Thatís how great a Father you have, Jesus wants you to know. Whose mercy and love doesnít run out at ten - after ten sins or ten chances. You have a God whose mercy and love is far greater than you know or could imagine. A Father who gave His Son for you. The Son who willingly laid down His life for you. And a Father who now gives His Spirit to you, too. To make you His sons (and daughters). And not just for a while, but forever.

 

So the Spirit is given and works through the words and water of Baptism, where you are born from above, born again, as children of God, children of the Father, sons of God in the Son of God. In baptism (as Paul told the Colossians) you die and rise with Jesus to a new life. A spiritual life. A Spirit-filled life.

 

And the Spirit is given and works through the words of the Gospel and the word of Absolution, to restore us wayward sinners from our sins when we rebel and do what we want, not what our Father wants. When we donít look to our Father for what we need, but look to other people and places, which cannot provide and only let us down and leave us as orphans.

 

And the Spirit who is given and works through the word and bread and wine of the Supper, to feed us at our Fatherís table, to give us the nourishment we need - the Body and Blood of Jesus.
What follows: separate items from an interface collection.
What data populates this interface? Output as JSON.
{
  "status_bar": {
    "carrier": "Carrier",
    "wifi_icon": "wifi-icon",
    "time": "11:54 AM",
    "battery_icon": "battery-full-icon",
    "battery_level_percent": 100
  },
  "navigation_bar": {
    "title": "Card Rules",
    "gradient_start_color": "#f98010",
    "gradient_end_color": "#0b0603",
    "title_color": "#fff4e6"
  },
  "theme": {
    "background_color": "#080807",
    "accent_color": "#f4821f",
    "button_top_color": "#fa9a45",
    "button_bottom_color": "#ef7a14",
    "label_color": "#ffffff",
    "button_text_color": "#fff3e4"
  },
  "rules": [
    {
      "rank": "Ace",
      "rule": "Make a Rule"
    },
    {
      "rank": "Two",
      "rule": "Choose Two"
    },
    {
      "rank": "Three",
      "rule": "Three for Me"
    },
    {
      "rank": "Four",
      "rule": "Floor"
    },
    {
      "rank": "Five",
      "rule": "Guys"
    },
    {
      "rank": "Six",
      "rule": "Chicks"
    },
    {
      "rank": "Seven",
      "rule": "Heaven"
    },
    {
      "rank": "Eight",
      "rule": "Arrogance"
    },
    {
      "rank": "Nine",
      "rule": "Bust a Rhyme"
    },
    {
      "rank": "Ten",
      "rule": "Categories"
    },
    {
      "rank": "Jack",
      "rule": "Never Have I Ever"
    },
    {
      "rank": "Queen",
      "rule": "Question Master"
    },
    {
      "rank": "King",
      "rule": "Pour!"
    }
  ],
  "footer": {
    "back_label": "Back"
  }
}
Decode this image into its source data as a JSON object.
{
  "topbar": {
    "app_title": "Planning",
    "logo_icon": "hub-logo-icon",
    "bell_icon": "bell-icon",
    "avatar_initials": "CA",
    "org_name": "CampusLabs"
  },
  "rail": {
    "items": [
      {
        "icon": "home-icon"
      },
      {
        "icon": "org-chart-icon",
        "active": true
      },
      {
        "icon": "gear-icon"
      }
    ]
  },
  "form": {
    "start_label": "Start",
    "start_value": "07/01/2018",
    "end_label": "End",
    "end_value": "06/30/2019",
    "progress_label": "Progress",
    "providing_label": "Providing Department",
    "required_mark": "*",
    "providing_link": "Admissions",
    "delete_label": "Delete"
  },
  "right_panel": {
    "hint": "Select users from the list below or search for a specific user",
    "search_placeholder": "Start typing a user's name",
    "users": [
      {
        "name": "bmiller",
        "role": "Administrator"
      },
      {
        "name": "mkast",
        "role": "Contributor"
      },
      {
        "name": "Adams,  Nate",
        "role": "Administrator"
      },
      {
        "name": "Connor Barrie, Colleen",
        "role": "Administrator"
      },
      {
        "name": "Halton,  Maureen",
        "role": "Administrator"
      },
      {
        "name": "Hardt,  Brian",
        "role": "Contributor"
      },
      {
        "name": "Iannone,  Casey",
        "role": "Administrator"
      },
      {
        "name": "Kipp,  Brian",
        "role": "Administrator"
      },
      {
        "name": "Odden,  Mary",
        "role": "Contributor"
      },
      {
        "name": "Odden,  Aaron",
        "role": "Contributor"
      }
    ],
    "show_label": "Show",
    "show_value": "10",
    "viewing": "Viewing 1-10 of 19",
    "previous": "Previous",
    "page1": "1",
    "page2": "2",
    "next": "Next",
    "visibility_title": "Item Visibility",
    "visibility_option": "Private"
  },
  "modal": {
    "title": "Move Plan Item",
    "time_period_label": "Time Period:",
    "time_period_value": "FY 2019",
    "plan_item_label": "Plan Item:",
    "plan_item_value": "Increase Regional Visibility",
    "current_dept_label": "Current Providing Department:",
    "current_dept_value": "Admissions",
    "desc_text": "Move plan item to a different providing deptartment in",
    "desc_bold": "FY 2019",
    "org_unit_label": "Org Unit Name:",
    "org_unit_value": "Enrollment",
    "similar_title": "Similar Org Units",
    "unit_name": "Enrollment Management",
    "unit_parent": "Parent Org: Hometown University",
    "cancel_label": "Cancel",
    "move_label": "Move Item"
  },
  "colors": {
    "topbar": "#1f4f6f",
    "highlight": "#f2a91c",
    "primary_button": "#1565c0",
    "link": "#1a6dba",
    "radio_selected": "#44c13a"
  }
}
That from all these things, the forgiveness we need, we have. The life we need, we have. And the salvation we need, we have.

 

And none of this grudgingly or reluctantly, but lavishly and abundantly, mercifully and lovingly. To make sinners into saints. That the Fatherís house be filled with His children, here in time and there in eternity (Small Catechism). For God is the Father, and wants to be your Father

 

So when you pray, say Father. That really is a big deal. Donít overlook that. Donít take it for granted. Thatís really the most important thing youíll ever have - not your stuff, not your status; and itís really the most important thing youíll ever be - not your accomplishments or achievements. But that you bear the name of the Father, that you are His child - thatís something.

 

So pray to your Father. Pray as His child. For yourself, and for others. For big things and little things. In good times and bad times. And know youíre not bothering your Father. Ask, and it will be given to you; seek, and you will find; knock, and it will be opened to you. For thatís what Fathers do. You may not be a good and perfect child. You arenít, in fact. But you have a good and perfect Father. And thatís better. For a good and perfect child with a not good and unfaithful father . . . who knows how that will go? But when you have a good and faithful Father, who keeps all His words and promises, who is merciful, loving, and gracious, who even sent His Son to die for you and save you . . . we know how that turns out! And you have such a Father. So pray, repent, ask. Be the child you are. And God will be the Father He is.

 

In the Name of the Father, and of the (+) Son, and of the Holy Spirit. Amen.

 

Now the peace of God which passes all understanding, keep your hearts and minds through faith in Christ Jesus, our Lord.  Amen.